◆ **Entries supplied**

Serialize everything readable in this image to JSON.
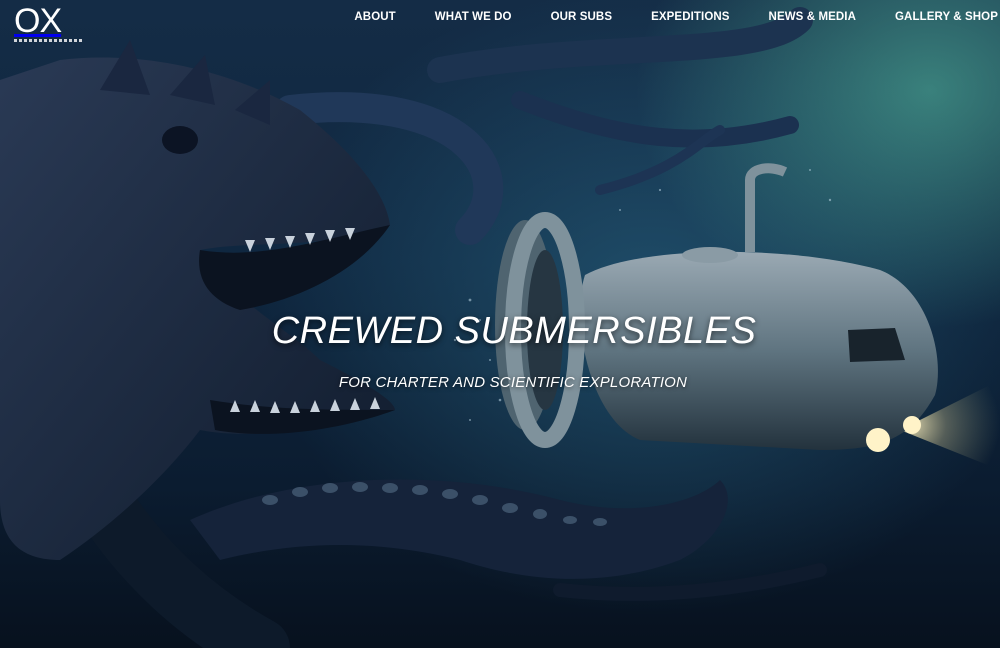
{
  "logo": {
    "text": "OX"
  },
  "nav": {
    "items": [
      {
        "label": "ABOUT"
      },
      {
        "label": "WHAT WE DO"
      },
      {
        "label": "OUR SUBS"
      },
      {
        "label": "EXPEDITIONS"
      },
      {
        "label": "NEWS & MEDIA"
      },
      {
        "label": "GALLERY & SHOP"
      }
    ]
  },
  "hero": {
    "title": "CREWED SUBMERSIBLES",
    "subtitle": "FOR CHARTER AND SCIENTIFIC EXPLORATION"
  },
  "colors": {
    "water_dark": "#0a1a2c",
    "water_glow": "#5ac8aa",
    "text": "#ffffff"
  }
}
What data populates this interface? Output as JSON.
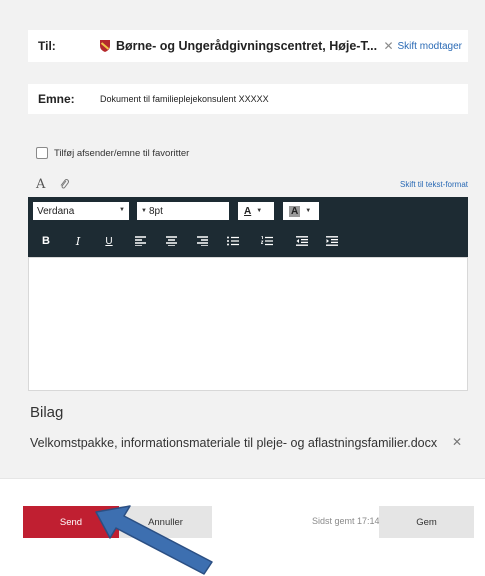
{
  "compose": {
    "to_label": "Til:",
    "recipient": "Børne- og Ungerådgivningscentret, Høje-T...",
    "remove_recipient_label": "Skift modtager",
    "subject_label": "Emne:",
    "subject_value": "Dokument til familieplejekonsulent XXXXX",
    "favorite_label": "Tilføj afsender/emne til favoritter",
    "switch_format_label": "Skift til tekst-format"
  },
  "toolbar": {
    "font_family": "Verdana",
    "font_size": "8pt",
    "fg_color_letter": "A",
    "bg_color_letter": "A",
    "bold": "B",
    "italic": "I",
    "underline": "U"
  },
  "attachments": {
    "title": "Bilag",
    "files": [
      "Velkomstpakke, informationsmateriale til pleje- og aflastningsfamilier.docx"
    ]
  },
  "footer": {
    "send_label": "Send",
    "cancel_label": "Annuller",
    "last_saved": "Sidst gemt 17:14",
    "save_label": "Gem"
  },
  "colors": {
    "send_button": "#c01f31",
    "toolbar_bg": "#1d2b33",
    "link": "#2a6ab5",
    "arrow": "#3d6fb0"
  },
  "icons": [
    "crest-icon",
    "close-icon",
    "font-icon",
    "paperclip-icon",
    "align-left-icon",
    "align-center-icon",
    "align-right-icon",
    "bullet-list-icon",
    "numbered-list-icon",
    "outdent-icon",
    "indent-icon",
    "arrow-pointer"
  ]
}
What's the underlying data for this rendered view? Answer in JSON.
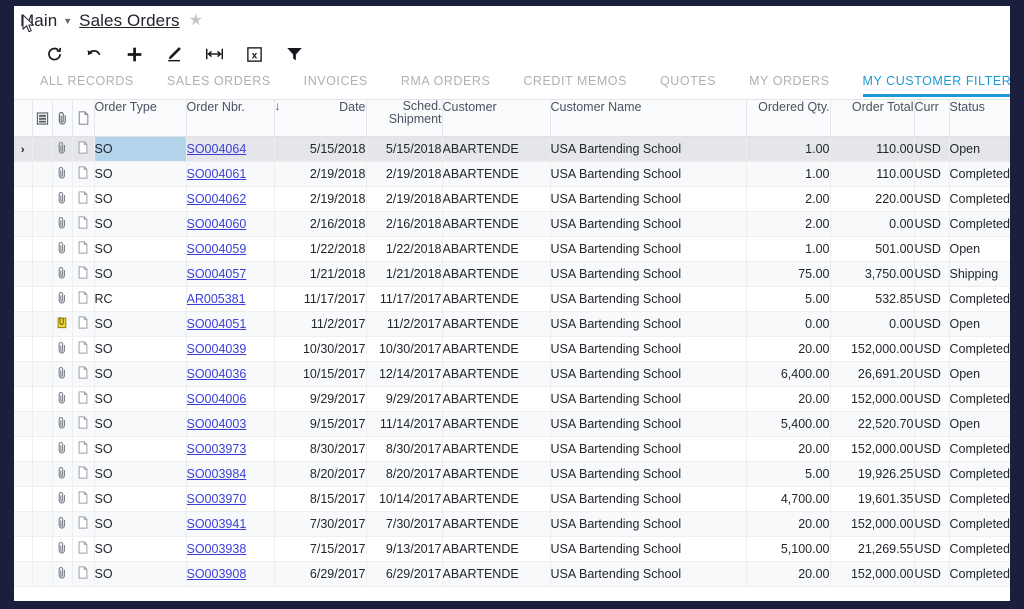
{
  "window": {
    "frame_color": "#1a1f3d"
  },
  "titlebar": {
    "module": "Main",
    "caret_icon": "chevron-down-icon",
    "page_title": "Sales Orders",
    "favorite_icon": "star-icon"
  },
  "toolbar": {
    "buttons": [
      {
        "name": "refresh-button",
        "icon": "refresh-icon",
        "label": "Refresh"
      },
      {
        "name": "undo-button",
        "icon": "undo-arrow-icon",
        "label": "Cancel"
      },
      {
        "name": "add-button",
        "icon": "plus-icon",
        "label": "Add New Record"
      },
      {
        "name": "edit-button",
        "icon": "pencil-icon",
        "label": "Edit"
      },
      {
        "name": "fit-columns-button",
        "icon": "fit-width-icon",
        "label": "Adjust Column Widths"
      },
      {
        "name": "export-excel-button",
        "icon": "excel-x-icon",
        "label": "Export to Excel"
      },
      {
        "name": "filter-button",
        "icon": "funnel-icon",
        "label": "Filter Settings"
      }
    ]
  },
  "tabs": {
    "active_color": "#1e9ad6",
    "items": [
      {
        "label": "ALL RECORDS",
        "active": false
      },
      {
        "label": "SALES ORDERS",
        "active": false
      },
      {
        "label": "INVOICES",
        "active": false
      },
      {
        "label": "RMA ORDERS",
        "active": false
      },
      {
        "label": "CREDIT MEMOS",
        "active": false
      },
      {
        "label": "QUOTES",
        "active": false
      },
      {
        "label": "MY ORDERS",
        "active": false
      },
      {
        "label": "MY CUSTOMER FILTER",
        "active": true
      }
    ]
  },
  "grid": {
    "selected_row_index": 0,
    "selected_cell_column": "order_type",
    "sort_column": "Date",
    "sort_direction": "descending",
    "columns": [
      {
        "key": "marker",
        "label": "",
        "icon": "",
        "align": "center",
        "width": 18
      },
      {
        "key": "settings",
        "label": "",
        "icon": "grid-settings-icon",
        "align": "center",
        "width": 20
      },
      {
        "key": "files",
        "label": "",
        "icon": "paperclip-icon",
        "align": "center",
        "width": 20
      },
      {
        "key": "notes",
        "label": "",
        "icon": "note-page-icon",
        "align": "center",
        "width": 22
      },
      {
        "key": "order_type",
        "label": "Order Type",
        "align": "left",
        "width": 92
      },
      {
        "key": "order_nbr",
        "label": "Order Nbr.",
        "align": "left",
        "width": 88
      },
      {
        "key": "date",
        "label": "Date",
        "align": "right",
        "width": 92
      },
      {
        "key": "sched_shipment",
        "label": "Sched. Shipment",
        "align": "right",
        "width": 76
      },
      {
        "key": "customer",
        "label": "Customer",
        "align": "left",
        "width": 108
      },
      {
        "key": "customer_name",
        "label": "Customer Name",
        "align": "left",
        "width": 196
      },
      {
        "key": "ordered_qty",
        "label": "Ordered Qty.",
        "align": "right",
        "width": 84
      },
      {
        "key": "order_total",
        "label": "Order Total",
        "align": "right",
        "width": 84
      },
      {
        "key": "curr",
        "label": "Curr",
        "align": "left",
        "width": 35
      },
      {
        "key": "status",
        "label": "Status",
        "align": "left",
        "width": 80
      }
    ],
    "rows": [
      {
        "marker": "›",
        "note_flag": false,
        "order_type": "SO",
        "order_nbr": "SO004064",
        "date": "5/15/2018",
        "sched_shipment": "5/15/2018",
        "customer": "ABARTENDE",
        "customer_name": "USA Bartending School",
        "ordered_qty": "1.00",
        "order_total": "110.00",
        "curr": "USD",
        "status": "Open"
      },
      {
        "marker": "",
        "note_flag": false,
        "order_type": "SO",
        "order_nbr": "SO004061",
        "date": "2/19/2018",
        "sched_shipment": "2/19/2018",
        "customer": "ABARTENDE",
        "customer_name": "USA Bartending School",
        "ordered_qty": "1.00",
        "order_total": "110.00",
        "curr": "USD",
        "status": "Completed"
      },
      {
        "marker": "",
        "note_flag": false,
        "order_type": "SO",
        "order_nbr": "SO004062",
        "date": "2/19/2018",
        "sched_shipment": "2/19/2018",
        "customer": "ABARTENDE",
        "customer_name": "USA Bartending School",
        "ordered_qty": "2.00",
        "order_total": "220.00",
        "curr": "USD",
        "status": "Completed"
      },
      {
        "marker": "",
        "note_flag": false,
        "order_type": "SO",
        "order_nbr": "SO004060",
        "date": "2/16/2018",
        "sched_shipment": "2/16/2018",
        "customer": "ABARTENDE",
        "customer_name": "USA Bartending School",
        "ordered_qty": "2.00",
        "order_total": "0.00",
        "curr": "USD",
        "status": "Completed"
      },
      {
        "marker": "",
        "note_flag": false,
        "order_type": "SO",
        "order_nbr": "SO004059",
        "date": "1/22/2018",
        "sched_shipment": "1/22/2018",
        "customer": "ABARTENDE",
        "customer_name": "USA Bartending School",
        "ordered_qty": "1.00",
        "order_total": "501.00",
        "curr": "USD",
        "status": "Open"
      },
      {
        "marker": "",
        "note_flag": false,
        "order_type": "SO",
        "order_nbr": "SO004057",
        "date": "1/21/2018",
        "sched_shipment": "1/21/2018",
        "customer": "ABARTENDE",
        "customer_name": "USA Bartending School",
        "ordered_qty": "75.00",
        "order_total": "3,750.00",
        "curr": "USD",
        "status": "Shipping"
      },
      {
        "marker": "",
        "note_flag": false,
        "order_type": "RC",
        "order_nbr": "AR005381",
        "date": "11/17/2017",
        "sched_shipment": "11/17/2017",
        "customer": "ABARTENDE",
        "customer_name": "USA Bartending School",
        "ordered_qty": "5.00",
        "order_total": "532.85",
        "curr": "USD",
        "status": "Completed"
      },
      {
        "marker": "",
        "note_flag": true,
        "order_type": "SO",
        "order_nbr": "SO004051",
        "date": "11/2/2017",
        "sched_shipment": "11/2/2017",
        "customer": "ABARTENDE",
        "customer_name": "USA Bartending School",
        "ordered_qty": "0.00",
        "order_total": "0.00",
        "curr": "USD",
        "status": "Open"
      },
      {
        "marker": "",
        "note_flag": false,
        "order_type": "SO",
        "order_nbr": "SO004039",
        "date": "10/30/2017",
        "sched_shipment": "10/30/2017",
        "customer": "ABARTENDE",
        "customer_name": "USA Bartending School",
        "ordered_qty": "20.00",
        "order_total": "152,000.00",
        "curr": "USD",
        "status": "Completed"
      },
      {
        "marker": "",
        "note_flag": false,
        "order_type": "SO",
        "order_nbr": "SO004036",
        "date": "10/15/2017",
        "sched_shipment": "12/14/2017",
        "customer": "ABARTENDE",
        "customer_name": "USA Bartending School",
        "ordered_qty": "6,400.00",
        "order_total": "26,691.20",
        "curr": "USD",
        "status": "Open"
      },
      {
        "marker": "",
        "note_flag": false,
        "order_type": "SO",
        "order_nbr": "SO004006",
        "date": "9/29/2017",
        "sched_shipment": "9/29/2017",
        "customer": "ABARTENDE",
        "customer_name": "USA Bartending School",
        "ordered_qty": "20.00",
        "order_total": "152,000.00",
        "curr": "USD",
        "status": "Completed"
      },
      {
        "marker": "",
        "note_flag": false,
        "order_type": "SO",
        "order_nbr": "SO004003",
        "date": "9/15/2017",
        "sched_shipment": "11/14/2017",
        "customer": "ABARTENDE",
        "customer_name": "USA Bartending School",
        "ordered_qty": "5,400.00",
        "order_total": "22,520.70",
        "curr": "USD",
        "status": "Open"
      },
      {
        "marker": "",
        "note_flag": false,
        "order_type": "SO",
        "order_nbr": "SO003973",
        "date": "8/30/2017",
        "sched_shipment": "8/30/2017",
        "customer": "ABARTENDE",
        "customer_name": "USA Bartending School",
        "ordered_qty": "20.00",
        "order_total": "152,000.00",
        "curr": "USD",
        "status": "Completed"
      },
      {
        "marker": "",
        "note_flag": false,
        "order_type": "SO",
        "order_nbr": "SO003984",
        "date": "8/20/2017",
        "sched_shipment": "8/20/2017",
        "customer": "ABARTENDE",
        "customer_name": "USA Bartending School",
        "ordered_qty": "5.00",
        "order_total": "19,926.25",
        "curr": "USD",
        "status": "Completed"
      },
      {
        "marker": "",
        "note_flag": false,
        "order_type": "SO",
        "order_nbr": "SO003970",
        "date": "8/15/2017",
        "sched_shipment": "10/14/2017",
        "customer": "ABARTENDE",
        "customer_name": "USA Bartending School",
        "ordered_qty": "4,700.00",
        "order_total": "19,601.35",
        "curr": "USD",
        "status": "Completed"
      },
      {
        "marker": "",
        "note_flag": false,
        "order_type": "SO",
        "order_nbr": "SO003941",
        "date": "7/30/2017",
        "sched_shipment": "7/30/2017",
        "customer": "ABARTENDE",
        "customer_name": "USA Bartending School",
        "ordered_qty": "20.00",
        "order_total": "152,000.00",
        "curr": "USD",
        "status": "Completed"
      },
      {
        "marker": "",
        "note_flag": false,
        "order_type": "SO",
        "order_nbr": "SO003938",
        "date": "7/15/2017",
        "sched_shipment": "9/13/2017",
        "customer": "ABARTENDE",
        "customer_name": "USA Bartending School",
        "ordered_qty": "5,100.00",
        "order_total": "21,269.55",
        "curr": "USD",
        "status": "Completed"
      },
      {
        "marker": "",
        "note_flag": false,
        "order_type": "SO",
        "order_nbr": "SO003908",
        "date": "6/29/2017",
        "sched_shipment": "6/29/2017",
        "customer": "ABARTENDE",
        "customer_name": "USA Bartending School",
        "ordered_qty": "20.00",
        "order_total": "152,000.00",
        "curr": "USD",
        "status": "Completed"
      }
    ]
  },
  "cursor": {
    "icon": "mouse-pointer-icon"
  }
}
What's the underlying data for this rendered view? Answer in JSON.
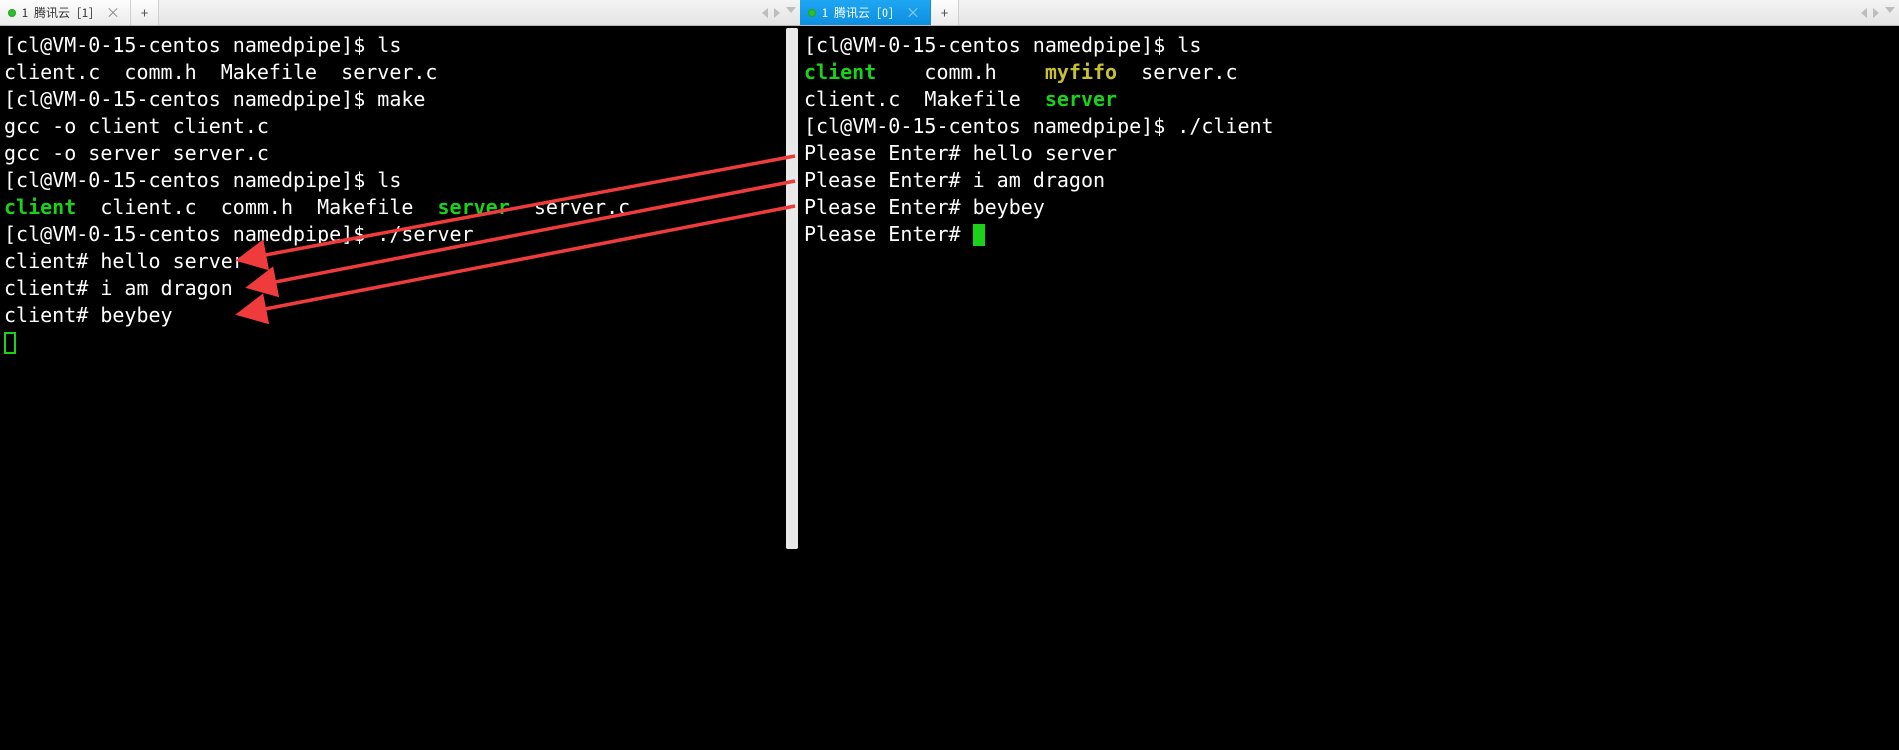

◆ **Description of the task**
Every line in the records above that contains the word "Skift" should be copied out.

◆ **Answer to this problem**
    "remove_recipient_label": "Skift modtager",
    "switch_format_label": "Skift til tekst-format"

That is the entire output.